Dietitians Dish: The power of breakfast
By Stephanie Markman, RD, LD
Aug. 28, 2012 at 3:28 a.m.
Breakfast, the most important meal of the day, or so they say. But why is breakfast so important?
There are many reasons, but one of the most obvious is that you need to break the fast that was taking place during your sleeping hours. During this time, your body goes into semi-starvation mode, and your digestion also slows down, since your body and mind are resting.
Therefore, it is very important to wake things up with some nutrition. You will have more physical and mental energy if you start the day with breakfast, even something small is better than nothing.
Studies show that those who eat breakfast tend to eat less throughout the rest of the day, and are more likely to maintain a healthy body weight, and thereby, have healthier cholesterol levels. A final reason why breakfast is so important is because missing one whole meal a day also means missing vitamins, minerals and fiber. Additionally, skipping breakfast makes it even harder to get your five servings of fruit and vegetables each day.
When planning a healthy breakfast, there are three things to keep in mind: protein, fiber and fruit. Protein is important at any meal and slows the digestion of food in the stomach helping you feel full for longer. Good breakfast examples of protein are eggs (whites contain most of the protein), low-fat dairy, Canadian bacon, beans, sausage and center-cut bacon.
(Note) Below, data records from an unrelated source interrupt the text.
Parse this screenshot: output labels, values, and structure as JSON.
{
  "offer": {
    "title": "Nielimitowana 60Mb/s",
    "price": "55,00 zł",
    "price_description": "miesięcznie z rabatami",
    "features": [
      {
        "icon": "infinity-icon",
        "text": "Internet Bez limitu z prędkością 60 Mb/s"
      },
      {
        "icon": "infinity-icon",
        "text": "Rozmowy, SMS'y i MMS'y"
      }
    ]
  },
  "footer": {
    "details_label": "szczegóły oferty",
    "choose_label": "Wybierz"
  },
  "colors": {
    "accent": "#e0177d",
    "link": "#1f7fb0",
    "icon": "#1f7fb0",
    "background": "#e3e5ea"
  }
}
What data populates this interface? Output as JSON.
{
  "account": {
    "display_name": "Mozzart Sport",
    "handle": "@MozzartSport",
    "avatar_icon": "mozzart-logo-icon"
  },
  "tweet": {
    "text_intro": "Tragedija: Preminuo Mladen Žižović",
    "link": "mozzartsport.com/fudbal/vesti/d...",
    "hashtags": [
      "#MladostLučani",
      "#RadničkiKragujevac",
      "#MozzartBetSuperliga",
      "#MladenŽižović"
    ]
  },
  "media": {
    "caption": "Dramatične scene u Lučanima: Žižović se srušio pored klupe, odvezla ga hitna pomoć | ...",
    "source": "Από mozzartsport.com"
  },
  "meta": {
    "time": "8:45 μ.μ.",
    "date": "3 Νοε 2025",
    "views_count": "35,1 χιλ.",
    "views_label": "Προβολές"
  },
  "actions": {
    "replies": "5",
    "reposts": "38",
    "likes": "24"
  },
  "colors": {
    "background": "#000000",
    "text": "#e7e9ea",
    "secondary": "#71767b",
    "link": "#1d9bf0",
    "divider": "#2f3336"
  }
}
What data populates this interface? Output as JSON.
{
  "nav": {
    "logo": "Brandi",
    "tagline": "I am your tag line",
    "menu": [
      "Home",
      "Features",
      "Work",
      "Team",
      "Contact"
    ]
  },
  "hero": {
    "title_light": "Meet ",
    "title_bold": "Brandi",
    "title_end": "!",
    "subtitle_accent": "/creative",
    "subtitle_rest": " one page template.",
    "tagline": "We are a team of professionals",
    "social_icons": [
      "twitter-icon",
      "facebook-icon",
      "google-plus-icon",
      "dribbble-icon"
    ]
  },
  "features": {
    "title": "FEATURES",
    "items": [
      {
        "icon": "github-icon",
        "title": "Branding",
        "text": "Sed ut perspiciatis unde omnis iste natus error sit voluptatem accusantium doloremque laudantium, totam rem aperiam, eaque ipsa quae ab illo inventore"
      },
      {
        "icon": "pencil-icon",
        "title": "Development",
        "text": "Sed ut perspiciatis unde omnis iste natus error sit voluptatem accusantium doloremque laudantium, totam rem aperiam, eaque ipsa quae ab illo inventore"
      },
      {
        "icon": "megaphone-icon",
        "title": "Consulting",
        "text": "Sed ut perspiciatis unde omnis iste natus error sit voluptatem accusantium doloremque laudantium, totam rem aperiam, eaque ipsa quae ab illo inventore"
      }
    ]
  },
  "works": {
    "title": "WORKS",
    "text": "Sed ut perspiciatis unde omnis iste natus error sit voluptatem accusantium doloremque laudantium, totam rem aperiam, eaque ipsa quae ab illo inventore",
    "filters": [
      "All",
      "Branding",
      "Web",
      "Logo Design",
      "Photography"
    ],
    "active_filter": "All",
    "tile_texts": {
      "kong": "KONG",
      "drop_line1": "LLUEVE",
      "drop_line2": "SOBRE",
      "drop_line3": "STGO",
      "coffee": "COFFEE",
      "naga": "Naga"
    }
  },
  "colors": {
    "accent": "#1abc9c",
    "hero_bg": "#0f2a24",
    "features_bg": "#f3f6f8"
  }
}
Fiber is another important component of breakfast because most Americans do not get enough in a day, so it needs to be incorporated into every meal. Fiber is the part of a plant that humans cannot digest. It acts like a brush cleaning out our gastrointestinal system - very important for colonic health. Since fiber is not digested, we receive no calories from it, therefore it is a good nutrient to help you feel full without packing on the pounds.
Since fiber is from plants, any fruit, vegetable or whole grain is a good source. Finally, fruit is an important part of breakfast for most people. Of course, vegetables are, too, however it is more common for people to have fruit in the mornings. Try to get at least one if not two servings of fruit (or vegetables) at breakfast. This will bring you that much closer to reaching your five servings of fruits and vegetables per day.
Remember, juice is not considered one of these five servings because oftentimes most of the fiber and many vitamins and minerals are removed in the process. Fresh, frozen and canned fruits are all good choices; just make sure you choose canned fruits packed in their own juices, water or light syrup. Incorporating these three components into your breakfast is a good foundation for the rest of your day.
Here are just a few breakfast examples that will be sure to help you start the day right:
Yogurt parfait; light yogurt, fruit and a small handful or granola or cereal.
Whole-grain cereal with low-fat milk and some fruit on the side or right in the bowl.
Whole-grain pancake or waffle topped with low-fat yogurt and fruit or peanut butter and banana slices.
Egg white (or egg substitute) omelet with low-fat cheese and vegetables with whole-grain toast and fruit on the side.
Whole-grain tortilla spread with peanut butter and wrapped around a banana.
Oatmeal made with milk topped with a spoon of brown sugar (or your favorite sugar substitute) and a small handful of nuts or dried fruit.
Granola or protein bar with low-fat string cheese and a piece of fruit.
Whole-grain bagel with low-fat cream cheese and sliced fruit on the top.
Stephanie Markman is a registered and licensed dietitian DeTar Healthcare Systems. Send questions or comments to firstname.lastname@example.org.